YEAR: 2018 | LENGTH: 1 part (45 minutes)
DESCRIPTION: The secret tactics used by global chemical giant Monsanto, to protect its billion-dollar business and its star product, the weed killer, Roundup.
“Monsanto has engaged in a systematic and deliberate campaign to attack any science that says their product is not safe and to attack any scientist that has the courage to say something.” Lawyer
When it was launched four decades ago, Roundup was hailed as a miracle product, a revolutionary herbicide that would transform farming and keep home gardeners happy too. And it came with the promise that it was safe.
“The broad advertising claims that Monsanto was advancing in those days (was) that somehow their Roundup product was entirely safe, biodegradable, safe for pets and children, and less dangerous than table salt.” Former NY Attorney General
Now a landmark US court case has made headlines worldwide, with a jury declaring Roundup was a substantial factor in causing a school ground keeper’s terminal cancer and that the company had failed to warn of the risk posed by the product.
“They have a corporate culture that …has only an interest in maintaining the ability of them to sell this product.” Lawyer
The case has lifted the lid on the lengths the company has gone to, over decades, to avoid scrutiny and to silence their critics.
“I would like to see them admit that they realised it was not safe.” Former farmer and litigant.
In interviews with key players in this corporate saga, reporter Stephanie March found a scientific community polarised while the company continues to staunchly defend its actions and its product.
“Obviously the science didn’t resonate with that jury. We want to understand why because we need to do a better job explaining the science so people understand that glyphosate-based products are safe.” Monsanto VP

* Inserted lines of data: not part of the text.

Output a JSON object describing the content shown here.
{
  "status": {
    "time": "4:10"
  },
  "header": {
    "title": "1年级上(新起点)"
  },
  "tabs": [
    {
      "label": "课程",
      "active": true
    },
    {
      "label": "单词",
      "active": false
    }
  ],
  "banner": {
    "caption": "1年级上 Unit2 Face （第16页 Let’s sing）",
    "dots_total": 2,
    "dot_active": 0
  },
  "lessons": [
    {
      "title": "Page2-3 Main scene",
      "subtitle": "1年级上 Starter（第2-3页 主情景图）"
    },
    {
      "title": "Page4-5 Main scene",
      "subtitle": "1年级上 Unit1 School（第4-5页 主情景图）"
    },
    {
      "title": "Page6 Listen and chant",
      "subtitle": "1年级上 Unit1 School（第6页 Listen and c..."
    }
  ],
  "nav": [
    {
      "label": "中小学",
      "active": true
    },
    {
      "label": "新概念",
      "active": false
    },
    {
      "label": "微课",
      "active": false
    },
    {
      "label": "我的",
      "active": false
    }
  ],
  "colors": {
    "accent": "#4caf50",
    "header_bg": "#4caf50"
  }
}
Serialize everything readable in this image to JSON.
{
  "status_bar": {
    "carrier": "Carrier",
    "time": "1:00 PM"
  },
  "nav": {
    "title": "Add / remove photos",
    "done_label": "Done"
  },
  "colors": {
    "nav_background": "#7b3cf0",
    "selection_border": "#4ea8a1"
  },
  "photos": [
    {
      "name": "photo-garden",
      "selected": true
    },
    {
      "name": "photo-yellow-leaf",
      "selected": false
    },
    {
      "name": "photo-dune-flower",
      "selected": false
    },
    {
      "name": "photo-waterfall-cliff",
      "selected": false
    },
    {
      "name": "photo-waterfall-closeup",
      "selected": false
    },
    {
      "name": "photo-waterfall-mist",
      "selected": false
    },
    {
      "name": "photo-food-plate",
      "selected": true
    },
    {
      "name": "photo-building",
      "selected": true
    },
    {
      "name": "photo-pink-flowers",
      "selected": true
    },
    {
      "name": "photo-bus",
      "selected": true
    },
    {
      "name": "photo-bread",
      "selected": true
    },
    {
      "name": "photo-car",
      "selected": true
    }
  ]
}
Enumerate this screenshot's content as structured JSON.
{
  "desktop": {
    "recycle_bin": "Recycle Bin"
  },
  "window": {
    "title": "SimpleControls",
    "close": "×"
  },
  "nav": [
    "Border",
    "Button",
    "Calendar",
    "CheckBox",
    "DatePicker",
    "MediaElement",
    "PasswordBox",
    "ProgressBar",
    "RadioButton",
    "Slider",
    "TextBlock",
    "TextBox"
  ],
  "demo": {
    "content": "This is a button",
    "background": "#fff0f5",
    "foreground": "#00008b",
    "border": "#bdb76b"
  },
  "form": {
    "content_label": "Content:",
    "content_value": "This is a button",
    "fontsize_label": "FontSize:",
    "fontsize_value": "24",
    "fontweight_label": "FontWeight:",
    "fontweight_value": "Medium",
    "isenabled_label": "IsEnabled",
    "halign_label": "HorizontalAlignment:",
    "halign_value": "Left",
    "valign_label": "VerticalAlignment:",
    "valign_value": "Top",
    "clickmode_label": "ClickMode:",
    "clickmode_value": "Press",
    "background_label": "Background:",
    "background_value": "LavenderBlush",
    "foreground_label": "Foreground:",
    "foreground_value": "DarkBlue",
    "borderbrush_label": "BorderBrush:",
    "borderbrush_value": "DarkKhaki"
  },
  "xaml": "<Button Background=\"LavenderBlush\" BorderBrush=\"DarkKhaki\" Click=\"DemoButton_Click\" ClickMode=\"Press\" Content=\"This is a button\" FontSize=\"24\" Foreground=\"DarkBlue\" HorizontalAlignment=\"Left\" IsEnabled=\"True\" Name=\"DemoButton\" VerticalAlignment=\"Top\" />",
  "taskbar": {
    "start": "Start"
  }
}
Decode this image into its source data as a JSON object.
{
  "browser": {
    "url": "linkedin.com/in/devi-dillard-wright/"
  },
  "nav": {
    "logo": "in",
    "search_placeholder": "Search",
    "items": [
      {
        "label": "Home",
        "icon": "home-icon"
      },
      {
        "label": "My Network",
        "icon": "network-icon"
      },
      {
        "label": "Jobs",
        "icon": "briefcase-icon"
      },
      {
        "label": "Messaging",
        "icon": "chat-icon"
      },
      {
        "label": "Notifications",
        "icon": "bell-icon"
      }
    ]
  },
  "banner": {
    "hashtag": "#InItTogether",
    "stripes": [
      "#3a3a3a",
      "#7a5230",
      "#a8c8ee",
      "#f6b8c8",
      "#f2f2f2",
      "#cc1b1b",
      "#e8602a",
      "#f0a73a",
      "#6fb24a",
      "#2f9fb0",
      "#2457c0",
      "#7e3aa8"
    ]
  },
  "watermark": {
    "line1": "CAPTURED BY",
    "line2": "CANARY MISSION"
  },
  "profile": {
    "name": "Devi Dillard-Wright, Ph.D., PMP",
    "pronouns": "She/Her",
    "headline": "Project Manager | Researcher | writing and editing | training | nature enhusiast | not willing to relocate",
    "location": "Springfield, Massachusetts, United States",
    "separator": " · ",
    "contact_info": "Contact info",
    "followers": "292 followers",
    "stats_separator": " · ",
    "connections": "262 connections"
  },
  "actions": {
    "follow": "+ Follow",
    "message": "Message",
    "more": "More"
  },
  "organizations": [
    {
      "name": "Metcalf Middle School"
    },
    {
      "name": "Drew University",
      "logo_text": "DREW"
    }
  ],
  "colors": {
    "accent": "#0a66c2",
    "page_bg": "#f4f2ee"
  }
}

Four Corners traces the company’s influence campaign from the US all the way back to Australia, where Roundup is used on farms and in household gardens across the country.
“If there’s a problem with a product, I want to know because I use it.” Farmer – source